The Leadership Conference of Women Religious meets next month in Dallas for their annual gathering. Some 800 women will gather with their leadership, their congregations, and their missions under dark clouds, set there by the Vatican.
It will be a time -- all too short -- for serious discernment. And courage.
With this in mind, allow me to direct the attention of women religious everywhere to the talk, posted today, by Cape Town Bishop Kevin Dowling on the NCR web site.
Dowling sees our church in a clear and discerning manner and this bishop's wisdom shows that the deep concerns of women religious are not theirs alone, but extend to church prelates. And who knows how many other Dowlings are there out there who are not yet finding the means to speak out?
Women, take notice -- and take heart.
Consider the words with which Dowling ends his address. Consider his spirit when you gathering in Dallas next month:
Unlike the Connecticut Attorney General Blumenthal (See this and href="http://ncronline.org/blogs/ncr-today/conn-priest-charged-13-million-theft">this.), it looks like the New York Attorney General's office is not afraid of prosecuting church leaders for larceny and fraud.
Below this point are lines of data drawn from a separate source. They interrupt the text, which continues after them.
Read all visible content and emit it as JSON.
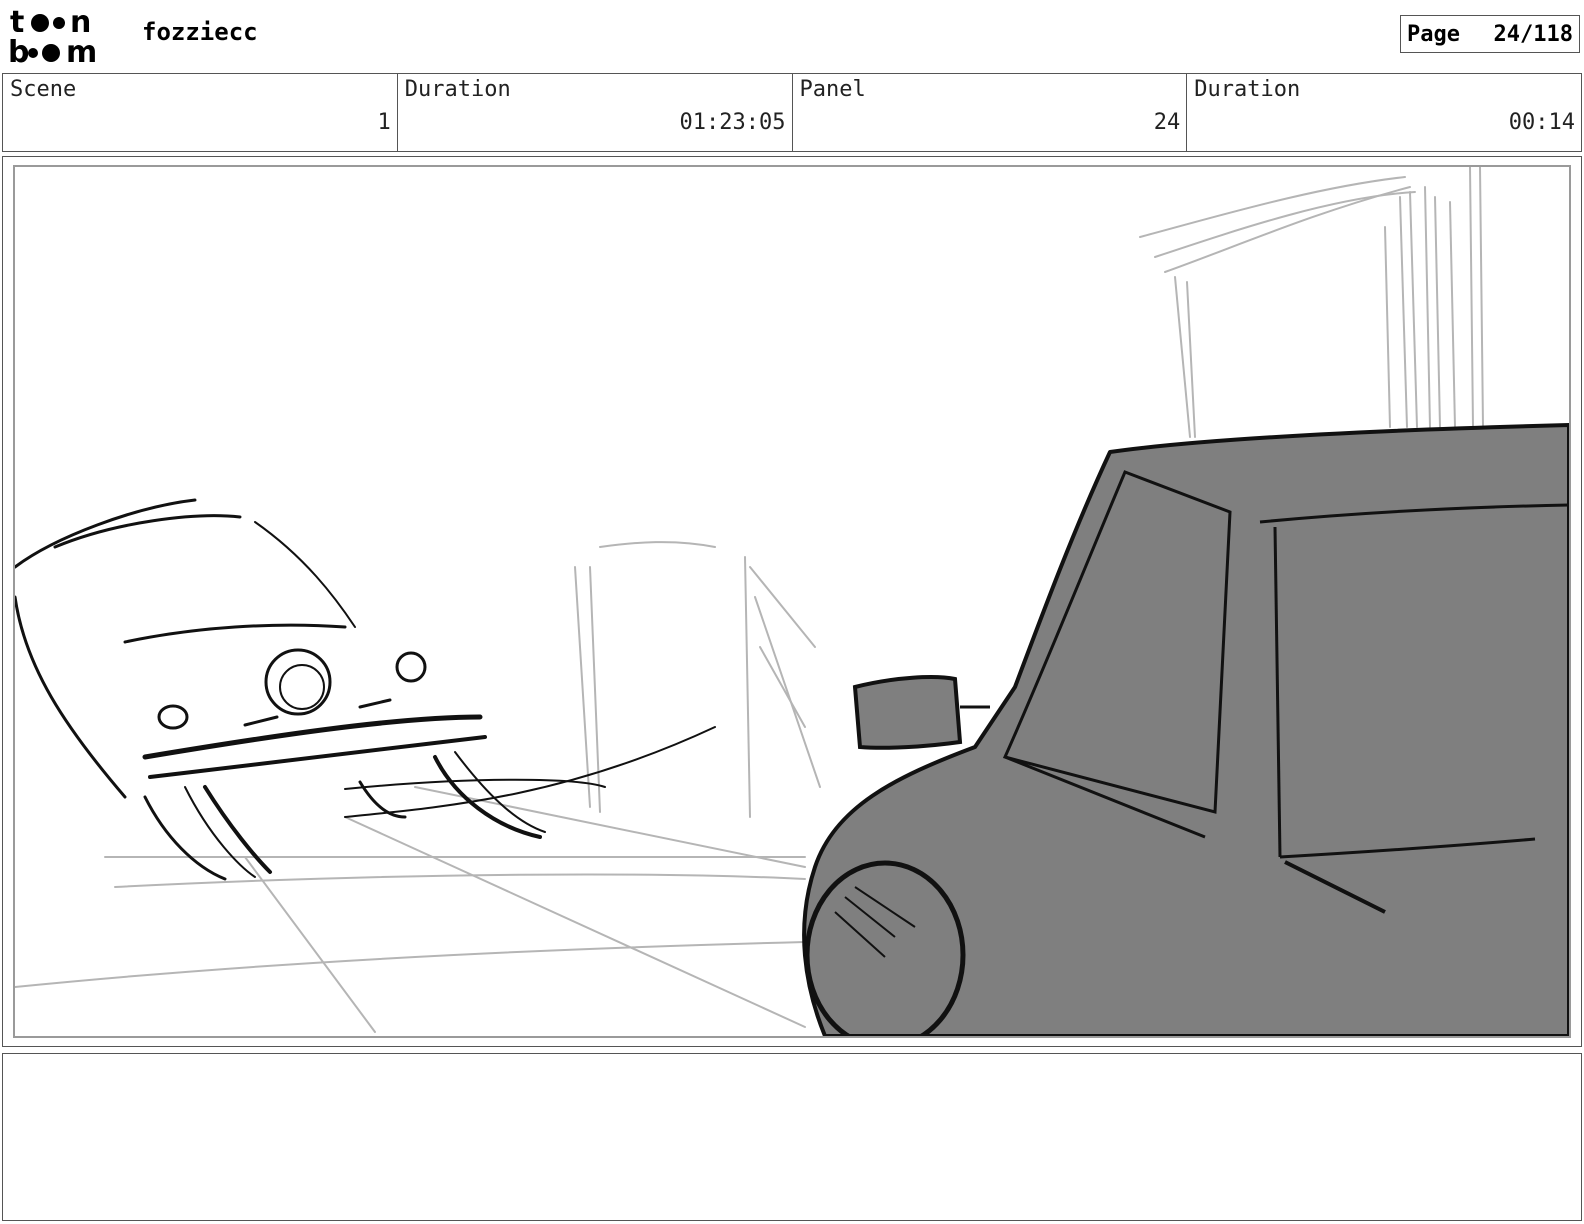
{
  "header": {
    "logo_text": "toon boom",
    "project_name": "fozziecc",
    "page_label": "Page",
    "page_value": "24/118"
  },
  "info": {
    "scene_label": "Scene",
    "scene_value": "1",
    "scene_duration_label": "Duration",
    "scene_duration_value": "01:23:05",
    "panel_label": "Panel",
    "panel_value": "24",
    "panel_duration_label": "Duration",
    "panel_duration_value": "00:14"
  },
  "colors": {
    "car_fill": "#7f7f7f",
    "sketch_light": "#b5b5b5",
    "ink": "#111111"
  },
  "notes": ""
}
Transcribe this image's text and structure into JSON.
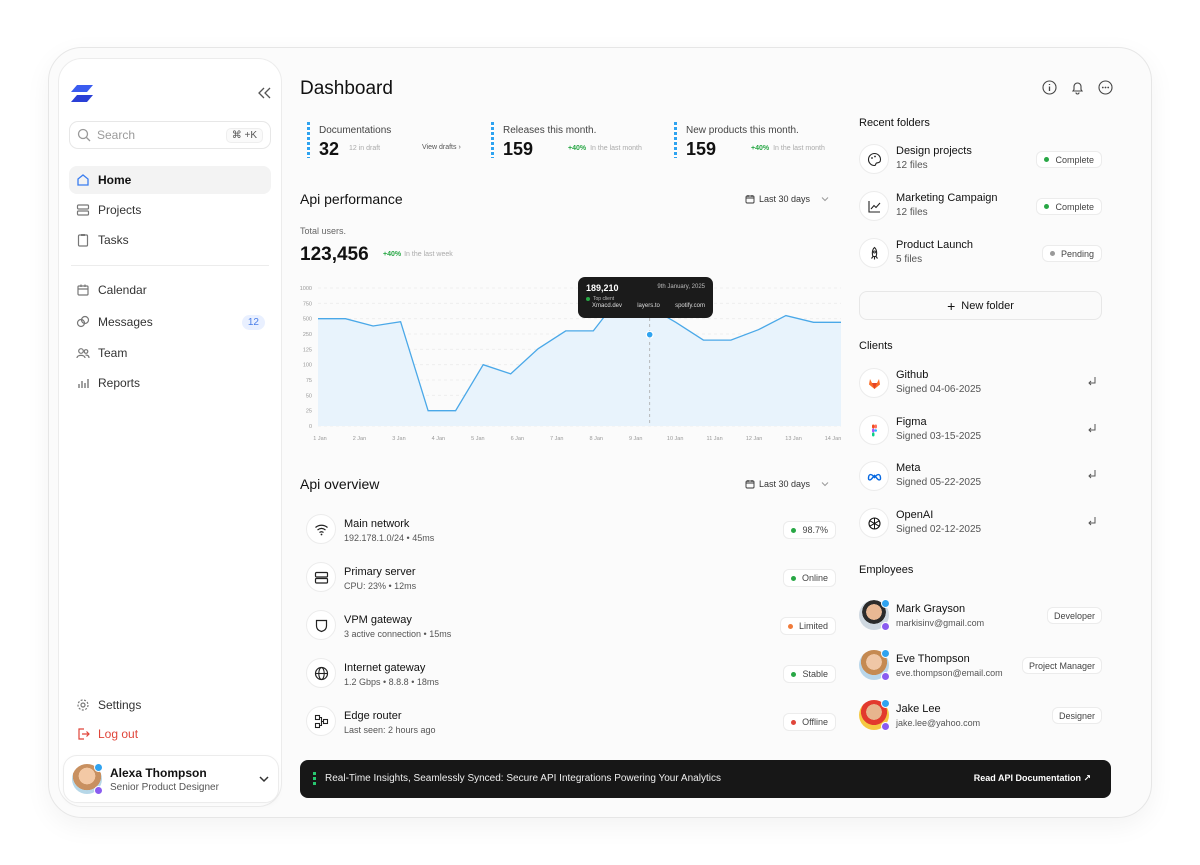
{
  "sidebar": {
    "search_placeholder": "Search",
    "search_shortcut": "⌘ +K",
    "nav": [
      {
        "label": "Home",
        "icon": "home-icon"
      },
      {
        "label": "Projects",
        "icon": "projects-icon"
      },
      {
        "label": "Tasks",
        "icon": "tasks-icon"
      },
      {
        "label": "Calendar",
        "icon": "calendar-icon"
      },
      {
        "label": "Messages",
        "icon": "messages-icon",
        "badge": "12"
      },
      {
        "label": "Team",
        "icon": "team-icon"
      },
      {
        "label": "Reports",
        "icon": "reports-icon"
      }
    ],
    "settings": "Settings",
    "logout": "Log out",
    "user": {
      "name": "Alexa Thompson",
      "role": "Senior Product Designer"
    }
  },
  "header": {
    "title": "Dashboard"
  },
  "stats": [
    {
      "label": "Documentations",
      "value": "32",
      "sub": "12 in draft",
      "link": "View drafts"
    },
    {
      "label": "Releases this month.",
      "value": "159",
      "pct": "+40%",
      "sub": "In the last month"
    },
    {
      "label": "New products this month.",
      "value": "159",
      "pct": "+40%",
      "sub": "In the last month"
    }
  ],
  "performance": {
    "title": "Api performance",
    "range": "Last 30 days",
    "total_label": "Total users.",
    "total_value": "123,456",
    "total_pct": "+40%",
    "total_sub": "In the last week"
  },
  "chart_data": {
    "type": "area",
    "x": [
      "1 Jan",
      "2 Jan",
      "3 Jan",
      "4 Jan",
      "5 Jan",
      "6 Jan",
      "7 Jan",
      "8 Jan",
      "9 Jan",
      "10 Jan",
      "11 Jan",
      "12 Jan",
      "13 Jan",
      "14 Jan"
    ],
    "y_ticks": [
      0,
      25,
      50,
      75,
      100,
      125,
      250,
      500,
      750,
      1000
    ],
    "series": [
      {
        "values": [
          500,
          500,
          380,
          450,
          25,
          25,
          100,
          85,
          130,
          300,
          300,
          880,
          700,
          440,
          200,
          200,
          320,
          550,
          440,
          440
        ]
      }
    ],
    "tooltip": {
      "value": "189,210",
      "date": "9th January, 2025",
      "label": "Top client",
      "clients": [
        "Xmacd.dev",
        "layers.to",
        "spotify.com"
      ]
    },
    "color": "#4aa8e8"
  },
  "overview": {
    "title": "Api overview",
    "range": "Last 30 days",
    "items": [
      {
        "name": "Main network",
        "sub": "192.178.1.0/24 • 45ms",
        "status": "98.7%",
        "color": "#28a745",
        "icon": "wifi-icon"
      },
      {
        "name": "Primary server",
        "sub": "CPU: 23% • 12ms",
        "status": "Online",
        "color": "#28a745",
        "icon": "server-icon"
      },
      {
        "name": "VPM gateway",
        "sub": "3 active connection • 15ms",
        "status": "Limited",
        "color": "#f07b3a",
        "icon": "shield-icon"
      },
      {
        "name": "Internet gateway",
        "sub": "1.2 Gbps • 8.8.8 • 18ms",
        "status": "Stable",
        "color": "#28a745",
        "icon": "globe-icon"
      },
      {
        "name": "Edge router",
        "sub": "Last seen: 2 hours ago",
        "status": "Offline",
        "color": "#e0453a",
        "icon": "router-icon"
      }
    ]
  },
  "banner": {
    "message": "Real-Time Insights, Seamlessly Synced: Secure API Integrations Powering Your Analytics",
    "link": "Read API Documentation ↗"
  },
  "folders": {
    "title": "Recent folders",
    "items": [
      {
        "name": "Design projects",
        "files": "12 files",
        "status": "Complete",
        "color": "#28a745",
        "icon": "palette-icon"
      },
      {
        "name": "Marketing Campaign",
        "files": "12 files",
        "status": "Complete",
        "color": "#28a745",
        "icon": "chart-line-icon"
      },
      {
        "name": "Product Launch",
        "files": "5 files",
        "status": "Pending",
        "color": "#9a9a9a",
        "icon": "rocket-icon"
      }
    ],
    "new_folder": "New folder"
  },
  "clients": {
    "title": "Clients",
    "items": [
      {
        "name": "Github",
        "signed": "Signed 04-06-2025",
        "icon": "gitlab-logo-icon"
      },
      {
        "name": "Figma",
        "signed": "Signed 03-15-2025",
        "icon": "figma-logo-icon"
      },
      {
        "name": "Meta",
        "signed": "Signed 05-22-2025",
        "icon": "meta-logo-icon"
      },
      {
        "name": "OpenAI",
        "signed": "Signed 02-12-2025",
        "icon": "openai-logo-icon"
      }
    ]
  },
  "employees": {
    "title": "Employees",
    "items": [
      {
        "name": "Mark Grayson",
        "email": "markisinv@gmail.com",
        "role": "Developer"
      },
      {
        "name": "Eve Thompson",
        "email": "eve.thompson@email.com",
        "role": "Project Manager"
      },
      {
        "name": "Jake Lee",
        "email": "jake.lee@yahoo.com",
        "role": "Designer"
      }
    ]
  }
}
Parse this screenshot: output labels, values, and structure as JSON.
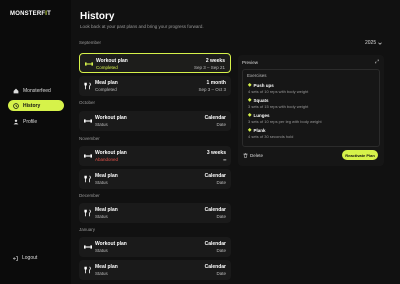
{
  "brand": {
    "name_main": "MONSTERF",
    "name_accent": "I",
    "name_tail": "T"
  },
  "sidebar": {
    "items": [
      {
        "label": "Monsterfeed",
        "icon": "home-icon"
      },
      {
        "label": "History",
        "icon": "history-icon"
      },
      {
        "label": "Profile",
        "icon": "user-icon"
      }
    ],
    "logout": "Logout"
  },
  "header": {
    "title": "History",
    "subtitle": "Look back at your past plans and bring your progress forward.",
    "year": "2025"
  },
  "months": {
    "september": "September",
    "october": "October",
    "november": "November",
    "december": "December",
    "january": "January"
  },
  "cards": [
    {
      "name": "Workout plan",
      "sub": "Completed",
      "right1": "2 weeks",
      "right2": "Sep 3 – Sep 21",
      "type": "workout"
    },
    {
      "name": "Meal plan",
      "sub": "Completed",
      "right1": "1 month",
      "right2": "Sep 3 – Oct 3",
      "type": "meal"
    },
    {
      "name": "Workout plan",
      "sub": "Status",
      "right1": "Calendar",
      "right2": "Date",
      "type": "workout"
    },
    {
      "name": "Workout plan",
      "sub": "Abandoned",
      "right1": "3 weeks",
      "right2": "",
      "type": "workout"
    },
    {
      "name": "Meal plan",
      "sub": "Status",
      "right1": "Calendar",
      "right2": "Date",
      "type": "meal"
    },
    {
      "name": "Meal plan",
      "sub": "Status",
      "right1": "Calendar",
      "right2": "Date",
      "type": "meal"
    },
    {
      "name": "Workout plan",
      "sub": "Status",
      "right1": "Calendar",
      "right2": "Date",
      "type": "workout"
    },
    {
      "name": "Meal plan",
      "sub": "Status",
      "right1": "Calendar",
      "right2": "Date",
      "type": "meal"
    }
  ],
  "preview": {
    "title": "Preview",
    "section": "Exercises",
    "exercises": [
      {
        "name": "Push ups",
        "desc": "4 sets of 10 reps with body weight"
      },
      {
        "name": "Squats",
        "desc": "3 sets of 15 reps with body weight"
      },
      {
        "name": "Lunges",
        "desc": "3 sets of 10 reps per leg with body weight"
      },
      {
        "name": "Plank",
        "desc": "4 sets of 30 seconds hold"
      }
    ],
    "delete": "Delete",
    "action": "Reactivate Plan"
  },
  "colors": {
    "accent": "#d6f24a",
    "background": "#111111",
    "card": "#1a1a1a",
    "danger": "#e0524a"
  }
}
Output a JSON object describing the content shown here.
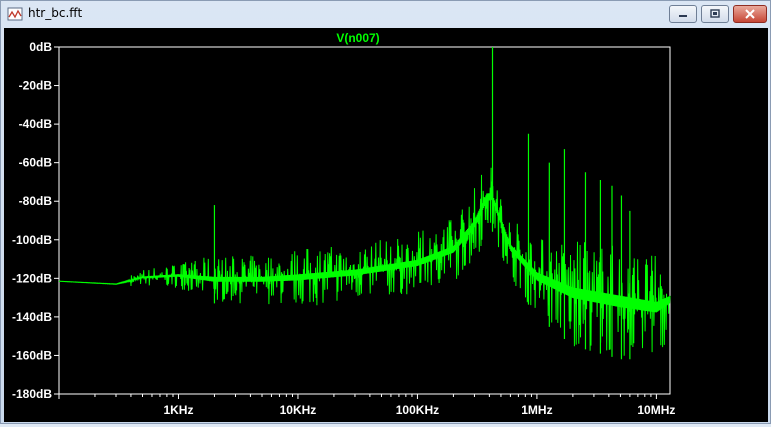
{
  "window": {
    "title": "htr_bc.fft",
    "icon": "waveform-file-icon",
    "buttons": [
      "minimize",
      "restore",
      "close"
    ]
  },
  "colors": {
    "trace": "#00ff00",
    "plot_background": "#000000",
    "axis_text": "#ffffff"
  },
  "chart_data": {
    "type": "line",
    "title": "V(n007)",
    "x_scale": "log",
    "xlim": [
      100,
      13000000
    ],
    "ylim": [
      -180,
      0
    ],
    "xticks": [
      {
        "value": 1000,
        "label": "1KHz"
      },
      {
        "value": 10000,
        "label": "10KHz"
      },
      {
        "value": 100000,
        "label": "100KHz"
      },
      {
        "value": 1000000,
        "label": "1MHz"
      },
      {
        "value": 10000000,
        "label": "10MHz"
      }
    ],
    "yticks": [
      {
        "value": 0,
        "label": "0dB"
      },
      {
        "value": -20,
        "label": "-20dB"
      },
      {
        "value": -40,
        "label": "-40dB"
      },
      {
        "value": -60,
        "label": "-60dB"
      },
      {
        "value": -80,
        "label": "-80dB"
      },
      {
        "value": -100,
        "label": "-100dB"
      },
      {
        "value": -120,
        "label": "-120dB"
      },
      {
        "value": -140,
        "label": "-140dB"
      },
      {
        "value": -160,
        "label": "-160dB"
      },
      {
        "value": -180,
        "label": "-180dB"
      }
    ],
    "series": [
      {
        "envelope": [
          {
            "f": 100,
            "hi": -121,
            "lo": -122
          },
          {
            "f": 300,
            "hi": -122,
            "lo": -124
          },
          {
            "f": 500,
            "hi": -115,
            "lo": -124
          },
          {
            "f": 1000,
            "hi": -112,
            "lo": -125
          },
          {
            "f": 2000,
            "hi": -108,
            "lo": -133
          },
          {
            "f": 5000,
            "hi": -108,
            "lo": -133
          },
          {
            "f": 10000,
            "hi": -104,
            "lo": -135
          },
          {
            "f": 30000,
            "hi": -102,
            "lo": -132
          },
          {
            "f": 100000,
            "hi": -96,
            "lo": -128
          },
          {
            "f": 200000,
            "hi": -88,
            "lo": -122
          },
          {
            "f": 300000,
            "hi": -72,
            "lo": -112
          },
          {
            "f": 380000,
            "hi": -58,
            "lo": -98
          },
          {
            "f": 420000,
            "hi": -60,
            "lo": -95
          },
          {
            "f": 600000,
            "hi": -88,
            "lo": -120
          },
          {
            "f": 1000000,
            "hi": -98,
            "lo": -140
          },
          {
            "f": 2000000,
            "hi": -100,
            "lo": -155
          },
          {
            "f": 5000000,
            "hi": -102,
            "lo": -162
          },
          {
            "f": 10000000,
            "hi": -108,
            "lo": -162
          },
          {
            "f": 13000000,
            "hi": -112,
            "lo": -150
          }
        ],
        "spikes": [
          {
            "f": 2000,
            "db": -82
          },
          {
            "f": 425000,
            "db": 0
          },
          {
            "f": 850000,
            "db": -45
          },
          {
            "f": 1270000,
            "db": -60
          },
          {
            "f": 1700000,
            "db": -53
          },
          {
            "f": 2550000,
            "db": -65
          },
          {
            "f": 3400000,
            "db": -69
          },
          {
            "f": 4250000,
            "db": -72
          },
          {
            "f": 5100000,
            "db": -77
          },
          {
            "f": 6000000,
            "db": -85
          }
        ]
      }
    ]
  }
}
Gov. Bobby Jindal has signed into law a controversial bill allowing guns to be carried into Louisiana’s houses of worship, and I am overjoyed to finally have an excuse to wear my new Gunderson leather chaps to church! To think I ever thought they were out of fashion.
Publishing a newspaper and keeping a web site is often a lesson in managed chaos. You try to plan ahead, but you never know when a story might break. You're never really sure that the story you just sent to the printer will be relevant by the time anyone sees it on paper. Web publishing alleviates that pressure -- a bit -- but even on the web, you're never really sure that you're up to date as you could be.
But sometimes things happen just right.
This morning is a case in point. We had already scheduled to post to the web site an editorial from our July 9 print issue (A hierarchy deeply damaged from within), which went to the printer last week and should be arriving in mail boxes even now.
This morning when I opened my e-mail box, I found a message from Jerry Filteau, forwarding a message he had received from a reader. That message contained the text of a talk by South African Bishop Kevin Dowling. (See Catholic social teaching finds church leadership lacking.)
You see some odd things on California beaches in the summer, but this one stood out: a grizzled man in a dark hat, dragging a wooden cross along the sand.
And the cross had wheels.
We were up along the beaches of the Central California coast this holiday weekend, staying in a small town known for its deliberately off-the-wall Fourth of July parade: a float of tap-dancing seniors from the local center; a life-sized, home-made yellow submarine; and two guys on uni-cycles tossing a giant American flag back and forth down Main Street.
As the parade ended and the crowd thinned out, I walked past the town pier and toward the beach. That’s when I saw him: in weathered jeans and weathered face, hauling his wooden cross over his shoulder.
On page three of a long "special report" from Reuters titled "In Irish schools, Catholic Church remains master" is this factoid:
The Gulf oil spill probably doesn't make you feel like singing, but a hymn written for the occasion calls for contrition and stewardship.
Written by Presbyterian minister Carolyn Winfrey Gillette in response to the ongoing oil spill from the Deepwater Horizon offshore drilling rig, "O God, the Great, Wide Seas Are Yours" laments:
Forgive us when we disobey
And fail to care for what you’ve made.
Consuming more than what we should,
We harm the waters you call good.
Its final verse implores:
God, may we hear your call anew
To care for all these gifts from you.
May we protect the sea and shore
By using less, conserving more...
A great discussion over on America's blog: Do Catholic Elementary Schools Need More Male Teachers?
Approximately 11 percent of teachers at Catholic elementary schools are male (including priests and brothers). Some say that is far too low.
The elementary school my kids attend has two male teachers on a staff of about 24 serving around 400 students. I'd say that is too low.
My oldest son had a bit of a shock when he moved to high school last year and had just two women among the eight teachers he saw every day.